▸ **Task goal**
Print all records exactly, pictures left out.

[Stored entries]
_ _ _

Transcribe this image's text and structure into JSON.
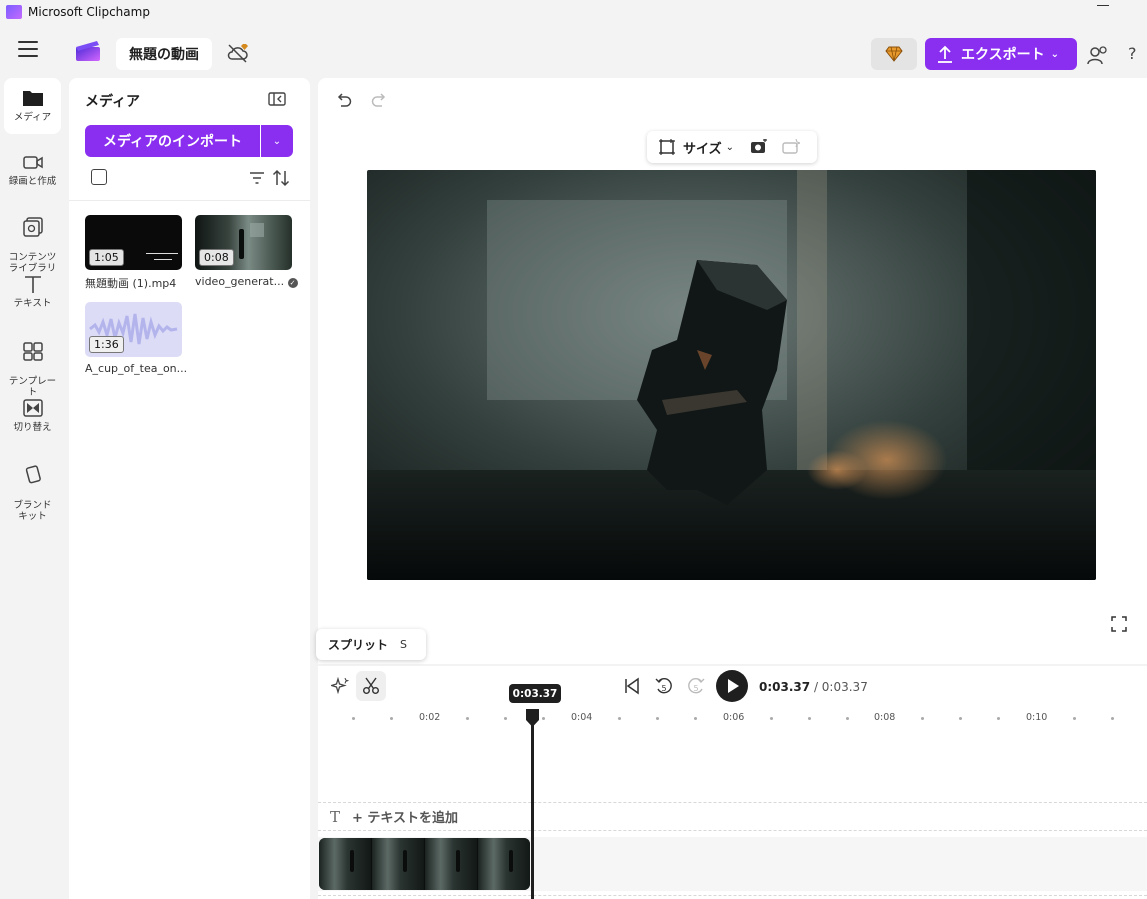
{
  "window": {
    "title": "Microsoft Clipchamp"
  },
  "header": {
    "project_title": "無題の動画",
    "export_label": "エクスポート"
  },
  "rail": {
    "items": [
      {
        "label": "メディア"
      },
      {
        "label": "録画と作成"
      },
      {
        "label": "コンテンツ\nライブラリ"
      },
      {
        "label": "テキスト"
      },
      {
        "label": "テンプレー\nト"
      },
      {
        "label": "切り替え"
      },
      {
        "label": "ブランド\nキット"
      }
    ]
  },
  "media": {
    "title": "メディア",
    "import_label": "メディアのインポート",
    "items": [
      {
        "name": "無題動画 (1).mp4",
        "duration": "1:05"
      },
      {
        "name": "video_generat...",
        "duration": "0:08"
      },
      {
        "name": "A_cup_of_tea_on...",
        "duration": "1:36"
      }
    ]
  },
  "preview": {
    "size_label": "サイズ"
  },
  "timeline": {
    "tooltip_label": "スプリット",
    "tooltip_key": "S",
    "current_time": "0:03.37",
    "total_time": "/ 0:03.37",
    "playhead_label": "0:03.37",
    "ruler_labels": [
      "0:02",
      "0:04",
      "0:06",
      "0:08",
      "0:10"
    ],
    "add_text_label": "+ テキストを追加",
    "skip_back_seconds": "5",
    "skip_fwd_seconds": "5"
  },
  "colors": {
    "accent": "#8a2ff0",
    "dark": "#1f1f1f",
    "background": "#f3f3f3"
  }
}
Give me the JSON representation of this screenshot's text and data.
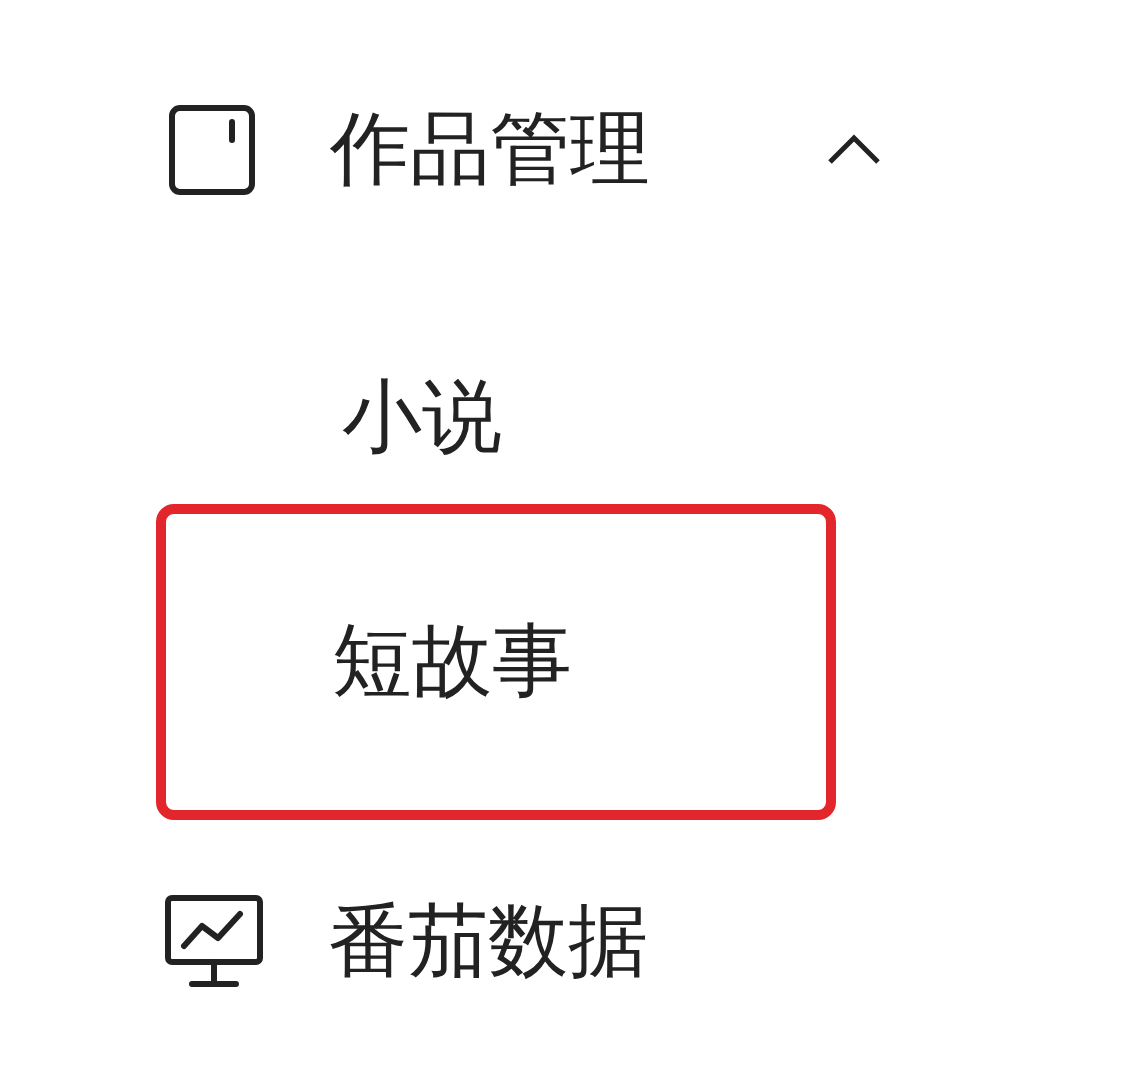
{
  "menu": [
    {
      "kind": "document",
      "label": "作品管理",
      "expanded": true,
      "children": [
        {
          "label": "小说",
          "highlighted": false
        },
        {
          "label": "短故事",
          "highlighted": true
        }
      ]
    },
    {
      "kind": "monitor",
      "label": "番茄数据"
    }
  ]
}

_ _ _

▸ **Exercise result**
Transcribe this image's text and structure into JSON.
{
  "window": {
    "title": "Microsoft Clipchamp"
  },
  "header": {
    "project_title": "無題の動画",
    "export_label": "エクスポート"
  },
  "rail": {
    "items": [
      {
        "label": "メディア"
      },
      {
        "label": "録画と作成"
      },
      {
        "label": "コンテンツ\nライブラリ"
      },
      {
        "label": "テキスト"
      },
      {
        "label": "テンプレー\nト"
      },
      {
        "label": "切り替え"
      },
      {
        "label": "ブランド\nキット"
      }
    ]
  },
  "media": {
    "title": "メディア",
    "import_label": "メディアのインポート",
    "items": [
      {
        "name": "無題動画 (1).mp4",
        "duration": "1:05"
      },
      {
        "name": "video_generat...",
        "duration": "0:08"
      },
      {
        "name": "A_cup_of_tea_on...",
        "duration": "1:36"
      }
    ]
  },
  "preview": {
    "size_label": "サイズ"
  },
  "timeline": {
    "tooltip_label": "スプリット",
    "tooltip_key": "S",
    "current_time": "0:03.37",
    "total_time": "/ 0:03.37",
    "playhead_label": "0:03.37",
    "ruler_labels": [
      "0:02",
      "0:04",
      "0:06",
      "0:08",
      "0:10"
    ],
    "add_text_label": "+ テキストを追加",
    "skip_back_seconds": "5",
    "skip_fwd_seconds": "5"
  },
  "colors": {
    "accent": "#8a2ff0",
    "dark": "#1f1f1f",
    "background": "#f3f3f3"
  }
}
Give me the JSON representation of this screenshot's text and data.
{
  "menu": [
    {
      "kind": "document",
      "label": "作品管理",
      "expanded": true,
      "children": [
        {
          "label": "小说",
          "highlighted": false
        },
        {
          "label": "短故事",
          "highlighted": true
        }
      ]
    },
    {
      "kind": "monitor",
      "label": "番茄数据"
    }
  ]
}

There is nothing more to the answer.